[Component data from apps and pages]
========================

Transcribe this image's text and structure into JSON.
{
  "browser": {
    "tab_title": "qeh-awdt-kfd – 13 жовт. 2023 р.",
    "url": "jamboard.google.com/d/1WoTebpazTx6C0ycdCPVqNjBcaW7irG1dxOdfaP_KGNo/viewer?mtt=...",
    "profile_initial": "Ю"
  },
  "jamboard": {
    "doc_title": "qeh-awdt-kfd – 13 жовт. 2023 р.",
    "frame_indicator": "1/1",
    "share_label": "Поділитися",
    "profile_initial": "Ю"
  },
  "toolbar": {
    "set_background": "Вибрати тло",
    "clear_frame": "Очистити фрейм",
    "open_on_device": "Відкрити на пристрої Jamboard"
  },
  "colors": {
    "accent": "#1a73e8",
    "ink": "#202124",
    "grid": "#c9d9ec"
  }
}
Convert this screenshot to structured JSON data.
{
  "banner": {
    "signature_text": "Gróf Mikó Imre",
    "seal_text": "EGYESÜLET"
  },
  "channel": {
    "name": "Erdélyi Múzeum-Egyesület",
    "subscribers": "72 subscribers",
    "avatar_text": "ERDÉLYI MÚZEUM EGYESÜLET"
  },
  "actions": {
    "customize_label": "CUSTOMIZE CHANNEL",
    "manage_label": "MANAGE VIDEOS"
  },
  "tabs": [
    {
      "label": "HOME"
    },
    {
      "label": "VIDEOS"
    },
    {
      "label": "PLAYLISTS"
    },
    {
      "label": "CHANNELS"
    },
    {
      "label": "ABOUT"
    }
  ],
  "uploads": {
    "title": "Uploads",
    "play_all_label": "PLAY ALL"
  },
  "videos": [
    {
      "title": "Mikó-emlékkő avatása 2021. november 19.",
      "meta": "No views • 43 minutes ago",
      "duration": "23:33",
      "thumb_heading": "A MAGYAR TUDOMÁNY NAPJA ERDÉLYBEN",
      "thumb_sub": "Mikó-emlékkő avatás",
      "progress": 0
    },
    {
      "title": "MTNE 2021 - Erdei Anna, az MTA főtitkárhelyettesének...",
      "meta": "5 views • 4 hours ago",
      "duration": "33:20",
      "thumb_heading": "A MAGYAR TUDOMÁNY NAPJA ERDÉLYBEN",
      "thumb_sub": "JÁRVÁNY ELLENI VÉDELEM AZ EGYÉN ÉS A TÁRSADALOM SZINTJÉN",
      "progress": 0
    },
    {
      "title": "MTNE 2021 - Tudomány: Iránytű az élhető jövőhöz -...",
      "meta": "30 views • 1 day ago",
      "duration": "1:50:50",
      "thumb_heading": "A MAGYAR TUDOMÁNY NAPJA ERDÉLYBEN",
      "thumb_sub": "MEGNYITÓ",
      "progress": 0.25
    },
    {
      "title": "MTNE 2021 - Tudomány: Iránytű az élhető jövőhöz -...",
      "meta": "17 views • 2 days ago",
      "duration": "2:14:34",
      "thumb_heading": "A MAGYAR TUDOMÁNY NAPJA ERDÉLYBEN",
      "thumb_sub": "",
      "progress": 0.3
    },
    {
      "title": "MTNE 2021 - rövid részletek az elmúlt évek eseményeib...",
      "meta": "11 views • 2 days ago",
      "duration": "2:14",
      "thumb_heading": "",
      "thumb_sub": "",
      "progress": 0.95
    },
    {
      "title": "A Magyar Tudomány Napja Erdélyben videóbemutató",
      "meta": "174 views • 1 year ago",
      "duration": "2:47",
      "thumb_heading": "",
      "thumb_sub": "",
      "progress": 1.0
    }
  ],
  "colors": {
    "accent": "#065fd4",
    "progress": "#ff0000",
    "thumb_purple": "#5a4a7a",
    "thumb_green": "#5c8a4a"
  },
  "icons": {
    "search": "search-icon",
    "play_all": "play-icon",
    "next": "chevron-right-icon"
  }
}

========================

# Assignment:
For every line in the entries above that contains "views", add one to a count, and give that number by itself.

# Reply to the exercise:
6